▸ **GOAL OF THE EXERCISE**:
Please reproduce the entries exactly as they appear below, but not the pictures.

▸ **DATA SHOWN**:
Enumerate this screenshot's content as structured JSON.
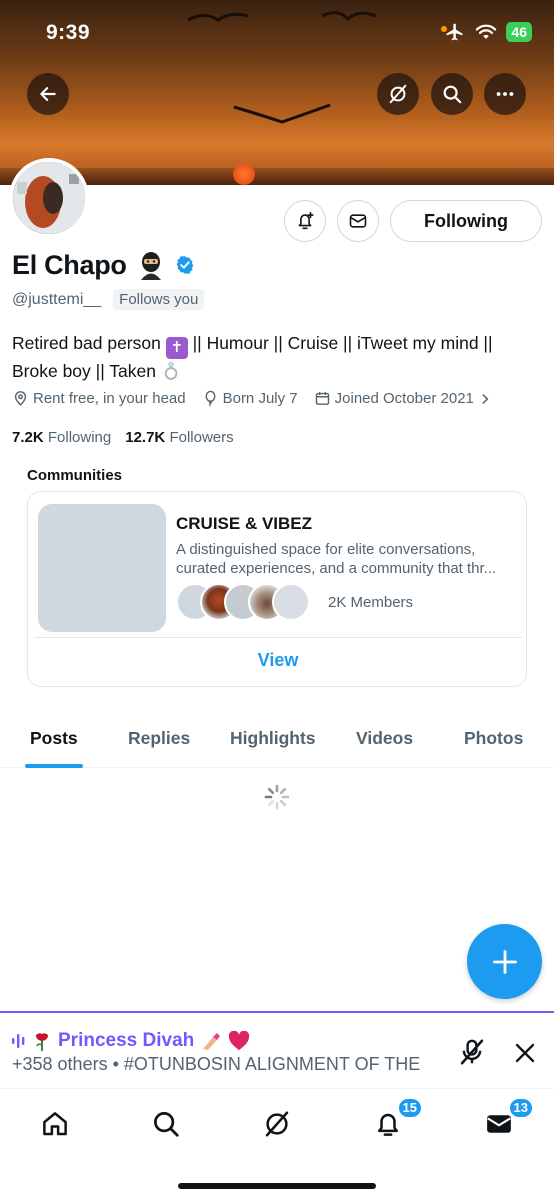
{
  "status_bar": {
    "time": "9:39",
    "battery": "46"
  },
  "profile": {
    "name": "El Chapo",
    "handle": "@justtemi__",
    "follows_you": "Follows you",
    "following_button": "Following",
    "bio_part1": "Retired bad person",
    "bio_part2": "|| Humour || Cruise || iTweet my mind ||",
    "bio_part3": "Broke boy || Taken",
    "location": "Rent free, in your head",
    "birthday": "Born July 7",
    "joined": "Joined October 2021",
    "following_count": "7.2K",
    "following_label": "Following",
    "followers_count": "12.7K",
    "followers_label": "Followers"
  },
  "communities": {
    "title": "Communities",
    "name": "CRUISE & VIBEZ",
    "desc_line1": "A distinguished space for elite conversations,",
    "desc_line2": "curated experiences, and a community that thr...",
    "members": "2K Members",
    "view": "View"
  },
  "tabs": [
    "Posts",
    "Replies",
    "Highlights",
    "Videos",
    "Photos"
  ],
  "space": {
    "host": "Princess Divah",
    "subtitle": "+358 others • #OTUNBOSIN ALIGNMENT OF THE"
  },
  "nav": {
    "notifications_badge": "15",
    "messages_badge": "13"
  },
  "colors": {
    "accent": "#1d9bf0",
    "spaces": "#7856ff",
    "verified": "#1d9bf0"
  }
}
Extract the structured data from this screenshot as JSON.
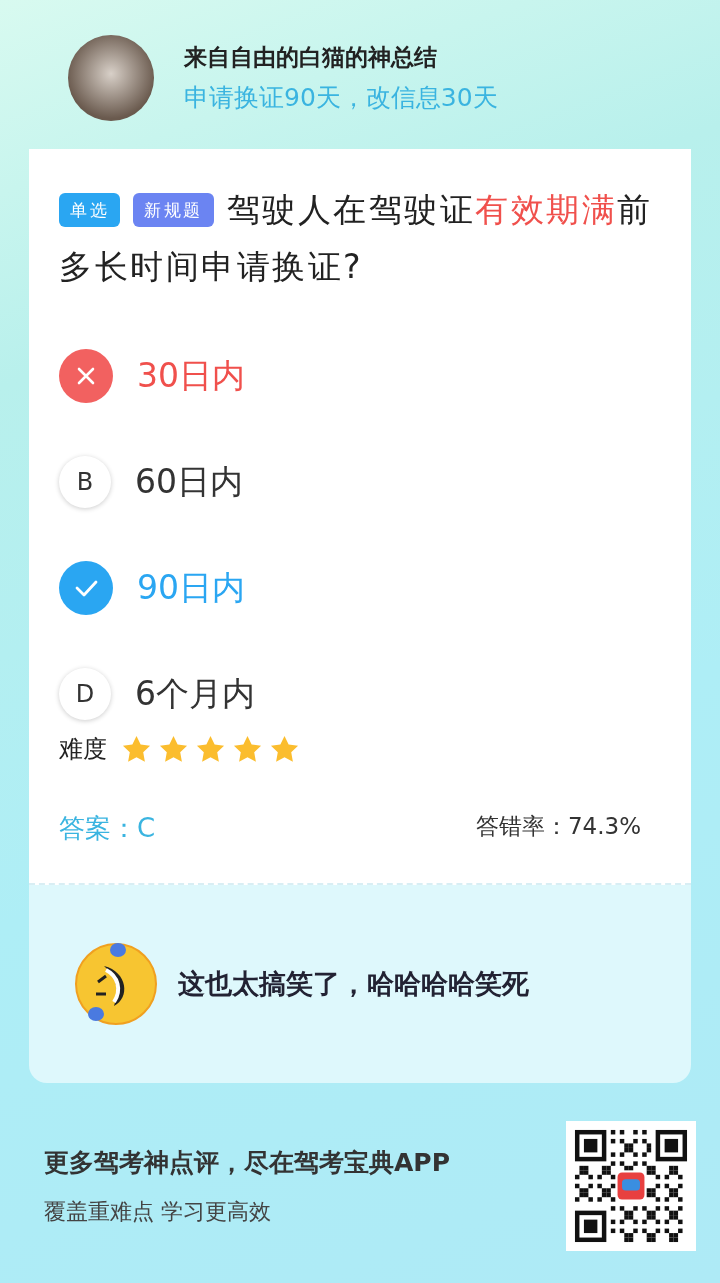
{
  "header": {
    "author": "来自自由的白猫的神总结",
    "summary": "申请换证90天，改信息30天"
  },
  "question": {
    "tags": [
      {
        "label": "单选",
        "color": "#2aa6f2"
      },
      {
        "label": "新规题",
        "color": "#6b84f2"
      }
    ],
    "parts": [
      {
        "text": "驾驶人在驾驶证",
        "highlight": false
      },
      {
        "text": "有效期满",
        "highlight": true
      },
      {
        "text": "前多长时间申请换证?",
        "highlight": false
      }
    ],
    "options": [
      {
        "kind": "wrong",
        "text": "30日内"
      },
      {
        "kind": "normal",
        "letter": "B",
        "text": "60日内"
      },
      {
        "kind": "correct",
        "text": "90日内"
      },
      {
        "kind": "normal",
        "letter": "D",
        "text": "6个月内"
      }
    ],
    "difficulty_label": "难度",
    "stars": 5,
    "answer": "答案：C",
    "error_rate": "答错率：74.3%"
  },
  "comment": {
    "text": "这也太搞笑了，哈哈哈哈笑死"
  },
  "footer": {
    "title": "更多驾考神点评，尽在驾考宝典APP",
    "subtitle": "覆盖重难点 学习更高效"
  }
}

▸ **YOUR SOLUTION**:
Enumerate this screenshot's content as structured JSON.
{
  "status_bar": {
    "time": "9:39",
    "battery": "46"
  },
  "profile": {
    "name": "El Chapo",
    "handle": "@justtemi__",
    "follows_you": "Follows you",
    "following_button": "Following",
    "bio_part1": "Retired bad person",
    "bio_part2": "|| Humour || Cruise || iTweet my mind ||",
    "bio_part3": "Broke boy || Taken",
    "location": "Rent free, in your head",
    "birthday": "Born July 7",
    "joined": "Joined October 2021",
    "following_count": "7.2K",
    "following_label": "Following",
    "followers_count": "12.7K",
    "followers_label": "Followers"
  },
  "communities": {
    "title": "Communities",
    "name": "CRUISE & VIBEZ",
    "desc_line1": "A distinguished space for elite conversations,",
    "desc_line2": "curated experiences, and a community that thr...",
    "members": "2K Members",
    "view": "View"
  },
  "tabs": [
    "Posts",
    "Replies",
    "Highlights",
    "Videos",
    "Photos"
  ],
  "space": {
    "host": "Princess Divah",
    "subtitle": "+358 others • #OTUNBOSIN ALIGNMENT OF THE"
  },
  "nav": {
    "notifications_badge": "15",
    "messages_badge": "13"
  },
  "colors": {
    "accent": "#1d9bf0",
    "spaces": "#7856ff",
    "verified": "#1d9bf0"
  }
}
Extract the structured data from this screenshot as JSON.
{
  "header": {
    "author": "来自自由的白猫的神总结",
    "summary": "申请换证90天，改信息30天"
  },
  "question": {
    "tags": [
      {
        "label": "单选",
        "color": "#2aa6f2"
      },
      {
        "label": "新规题",
        "color": "#6b84f2"
      }
    ],
    "parts": [
      {
        "text": "驾驶人在驾驶证",
        "highlight": false
      },
      {
        "text": "有效期满",
        "highlight": true
      },
      {
        "text": "前多长时间申请换证?",
        "highlight": false
      }
    ],
    "options": [
      {
        "kind": "wrong",
        "text": "30日内"
      },
      {
        "kind": "normal",
        "letter": "B",
        "text": "60日内"
      },
      {
        "kind": "correct",
        "text": "90日内"
      },
      {
        "kind": "normal",
        "letter": "D",
        "text": "6个月内"
      }
    ],
    "difficulty_label": "难度",
    "stars": 5,
    "answer": "答案：C",
    "error_rate": "答错率：74.3%"
  },
  "comment": {
    "text": "这也太搞笑了，哈哈哈哈笑死"
  },
  "footer": {
    "title": "更多驾考神点评，尽在驾考宝典APP",
    "subtitle": "覆盖重难点 学习更高效"
  }
}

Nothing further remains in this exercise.